As we dove during the second expedition, it was as if we had been transported decades backward in time, to the healthy, vibrant, towering reefs I remember from my mid-teens. The reefs I have seen in the Archepiélago de Los Colorados, the barrier reef that runs along Cuba’s northwest coast, are the healthiest I have seen in my life. For that reason, and because of its unique history and geography, Cuba may hold important clues for coral reefs elsewhere in the Caribbean and perhaps around the world. Good friend and colleague, Dr. Gaspar González-Sansón, titular professor at University of Havana, CIM, and co-principal investigator of Proyecto Costa Noroccidental, recently pointed to a number of possible reasons for the health of Cuba’s reefs when we spoke when I was recently in Havana:
Cuba’s tourism industry did not begin until 1993, necessitated by the demise of
the Soviet Union and its aid to the island. Though tourism has proceeded at a
rapid pace, it is highly localized at specific resort areas on the coasts. The
healthiest reefs also happen to be far from shore, such as Los Colorados to the
north and Jardines de la Reina to the south, perhaps beyond the reach of harmful
concentrations of coastal pollution.
Cuban commercial fishing vessel in the Gulf of MexicoCuba does have a commercial fishing fleet, but fishermen principally use hook and line, so unlike nets and trawls which result in catching just about everything, fishing in Cuba is highly selective. In contrast, more than 80 percent of what’s caught in U.S. Gulf of Mexico shrimp trawls is not shrimp — it’s small finfish and other creatures collectively known as “bycatch” that represent the unforgivable waste of this fishing practice. Cuba is now phasing out all bottom trawling on its continental shelf.
In the early days of the revolution, President Fidel Castro declared, “Not one drop of water to the sea,” a call to action to dam rivers and streams in order to divert water for use in agriculture and population centers.
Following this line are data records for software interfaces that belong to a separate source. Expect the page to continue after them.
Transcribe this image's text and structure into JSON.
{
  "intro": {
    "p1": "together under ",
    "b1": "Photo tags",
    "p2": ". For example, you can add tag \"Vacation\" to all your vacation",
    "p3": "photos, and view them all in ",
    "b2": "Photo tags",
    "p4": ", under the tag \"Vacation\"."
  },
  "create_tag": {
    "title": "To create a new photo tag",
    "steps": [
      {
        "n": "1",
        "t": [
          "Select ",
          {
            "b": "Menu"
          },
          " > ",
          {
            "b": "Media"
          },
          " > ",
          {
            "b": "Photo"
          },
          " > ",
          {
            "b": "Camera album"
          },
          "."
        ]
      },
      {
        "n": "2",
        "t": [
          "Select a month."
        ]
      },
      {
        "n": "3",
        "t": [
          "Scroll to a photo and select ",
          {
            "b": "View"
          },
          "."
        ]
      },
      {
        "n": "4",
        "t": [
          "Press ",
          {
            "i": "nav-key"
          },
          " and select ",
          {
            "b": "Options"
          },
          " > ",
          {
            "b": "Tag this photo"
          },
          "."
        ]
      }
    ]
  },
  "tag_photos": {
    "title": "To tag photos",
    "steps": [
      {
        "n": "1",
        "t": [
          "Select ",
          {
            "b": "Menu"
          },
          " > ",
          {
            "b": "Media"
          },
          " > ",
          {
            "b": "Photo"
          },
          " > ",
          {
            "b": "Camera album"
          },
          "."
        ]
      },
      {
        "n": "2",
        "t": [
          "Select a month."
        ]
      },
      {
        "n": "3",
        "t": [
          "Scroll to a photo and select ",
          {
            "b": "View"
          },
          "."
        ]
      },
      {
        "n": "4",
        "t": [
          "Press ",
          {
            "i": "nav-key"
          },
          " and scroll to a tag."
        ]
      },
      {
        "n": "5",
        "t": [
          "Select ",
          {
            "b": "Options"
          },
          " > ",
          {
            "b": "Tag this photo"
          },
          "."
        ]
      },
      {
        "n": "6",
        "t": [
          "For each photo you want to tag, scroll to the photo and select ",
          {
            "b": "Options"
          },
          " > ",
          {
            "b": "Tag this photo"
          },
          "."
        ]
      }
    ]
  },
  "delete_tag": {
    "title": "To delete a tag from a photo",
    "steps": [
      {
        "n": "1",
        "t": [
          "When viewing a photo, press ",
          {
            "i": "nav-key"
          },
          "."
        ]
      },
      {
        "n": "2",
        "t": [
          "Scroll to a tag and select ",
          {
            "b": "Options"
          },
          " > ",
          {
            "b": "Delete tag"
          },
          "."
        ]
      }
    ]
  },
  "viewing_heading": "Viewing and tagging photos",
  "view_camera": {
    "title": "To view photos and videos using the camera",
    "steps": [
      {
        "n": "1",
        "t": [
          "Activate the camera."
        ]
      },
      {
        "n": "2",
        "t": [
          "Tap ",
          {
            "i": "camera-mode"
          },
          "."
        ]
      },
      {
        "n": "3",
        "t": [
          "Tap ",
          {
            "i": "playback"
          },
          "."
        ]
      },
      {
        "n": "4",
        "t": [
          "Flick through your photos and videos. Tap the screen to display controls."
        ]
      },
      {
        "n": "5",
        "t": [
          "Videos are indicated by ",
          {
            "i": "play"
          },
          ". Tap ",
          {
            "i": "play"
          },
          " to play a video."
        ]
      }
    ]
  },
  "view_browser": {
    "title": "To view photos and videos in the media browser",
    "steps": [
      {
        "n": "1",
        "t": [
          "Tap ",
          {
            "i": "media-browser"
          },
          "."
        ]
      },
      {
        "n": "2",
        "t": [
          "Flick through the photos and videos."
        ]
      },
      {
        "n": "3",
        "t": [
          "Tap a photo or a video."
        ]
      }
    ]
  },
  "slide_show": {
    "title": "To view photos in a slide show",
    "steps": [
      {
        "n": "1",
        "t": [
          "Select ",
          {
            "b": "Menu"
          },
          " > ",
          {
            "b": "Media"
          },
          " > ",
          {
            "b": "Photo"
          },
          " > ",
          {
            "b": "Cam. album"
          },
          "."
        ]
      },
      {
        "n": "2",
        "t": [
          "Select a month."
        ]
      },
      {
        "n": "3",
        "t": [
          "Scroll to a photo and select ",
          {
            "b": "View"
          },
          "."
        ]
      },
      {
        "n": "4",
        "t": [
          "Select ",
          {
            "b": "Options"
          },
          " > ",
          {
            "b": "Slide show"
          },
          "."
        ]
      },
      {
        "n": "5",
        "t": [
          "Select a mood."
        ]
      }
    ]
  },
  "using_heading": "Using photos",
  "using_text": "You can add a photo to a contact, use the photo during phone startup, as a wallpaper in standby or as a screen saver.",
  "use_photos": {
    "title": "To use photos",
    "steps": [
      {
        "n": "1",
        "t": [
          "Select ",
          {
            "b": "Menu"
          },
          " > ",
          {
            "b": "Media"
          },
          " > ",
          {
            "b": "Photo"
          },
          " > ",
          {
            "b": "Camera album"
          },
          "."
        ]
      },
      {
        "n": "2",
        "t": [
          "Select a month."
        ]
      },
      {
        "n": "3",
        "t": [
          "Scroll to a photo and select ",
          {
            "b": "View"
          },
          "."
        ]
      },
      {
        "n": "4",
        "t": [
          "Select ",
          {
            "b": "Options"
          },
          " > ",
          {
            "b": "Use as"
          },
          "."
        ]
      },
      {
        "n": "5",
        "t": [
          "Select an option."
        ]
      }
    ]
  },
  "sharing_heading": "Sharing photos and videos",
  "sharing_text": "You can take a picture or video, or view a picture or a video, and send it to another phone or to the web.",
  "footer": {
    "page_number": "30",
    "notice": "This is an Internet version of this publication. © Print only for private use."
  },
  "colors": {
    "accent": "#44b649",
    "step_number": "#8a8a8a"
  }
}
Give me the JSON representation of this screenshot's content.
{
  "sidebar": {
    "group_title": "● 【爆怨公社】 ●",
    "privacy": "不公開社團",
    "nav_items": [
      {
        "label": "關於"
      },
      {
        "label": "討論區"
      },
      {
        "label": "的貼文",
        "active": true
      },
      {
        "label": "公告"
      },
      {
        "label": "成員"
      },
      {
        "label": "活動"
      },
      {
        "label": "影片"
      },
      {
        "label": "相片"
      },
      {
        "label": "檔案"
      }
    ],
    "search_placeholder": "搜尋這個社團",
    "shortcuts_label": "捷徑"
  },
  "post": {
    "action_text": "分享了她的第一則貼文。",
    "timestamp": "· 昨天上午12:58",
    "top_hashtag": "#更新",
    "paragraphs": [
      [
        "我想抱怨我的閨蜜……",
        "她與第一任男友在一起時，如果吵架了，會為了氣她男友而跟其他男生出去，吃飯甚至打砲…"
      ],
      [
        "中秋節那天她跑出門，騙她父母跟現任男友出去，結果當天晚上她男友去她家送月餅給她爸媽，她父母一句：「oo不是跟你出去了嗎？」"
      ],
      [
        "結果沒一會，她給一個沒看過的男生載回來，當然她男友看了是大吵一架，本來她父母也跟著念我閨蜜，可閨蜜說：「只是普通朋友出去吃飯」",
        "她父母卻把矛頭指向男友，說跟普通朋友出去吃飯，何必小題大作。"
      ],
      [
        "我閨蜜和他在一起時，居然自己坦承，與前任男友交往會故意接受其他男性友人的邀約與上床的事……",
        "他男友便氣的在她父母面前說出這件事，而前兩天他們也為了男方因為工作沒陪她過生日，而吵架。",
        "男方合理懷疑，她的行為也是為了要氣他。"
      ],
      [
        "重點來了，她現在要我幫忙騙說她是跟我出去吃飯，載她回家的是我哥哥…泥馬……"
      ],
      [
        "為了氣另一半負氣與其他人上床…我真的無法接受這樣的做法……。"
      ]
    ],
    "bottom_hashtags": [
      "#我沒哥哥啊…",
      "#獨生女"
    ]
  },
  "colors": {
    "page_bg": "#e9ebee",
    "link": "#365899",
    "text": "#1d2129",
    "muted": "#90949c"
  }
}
Reducing fresh water input upset the delicate balance of fresh and salt water in Cuba’s estuaries, resulting in the disappearance of populations intolerant to the saltier waters, such as the white shrimp. In another way, however, this policy may have inadvertently served to help reefs by reducing the transport of fertilizers and pesticides to the reefs. Use of fertilizers and pesticides has dropped dramatically since the withdrawal of the Soviet Union. Given that nutrient pollution is a key factor in the growth of coral-smothering algae, this may also be an important factor.
In countless ways, the island of Cuba is unique. And when it comes to coral reefs, Cuba is again, unique. Here an island of thriving corals flourishes amid a world of corals dying and disappearing. In this mysterious corner of the Gulf of Mexico where time seems to have stopped, I find hope. Hope that the rich ecosystems of this beautiful island will endure. And I find hope that Cuba’s coral reefs might share some of their tantalizing secrets, secrets that can offer clues to protecting and restoring coral reefs elsewhere, including a special place I still remember in the Florida Keys, just 90 miles to the north.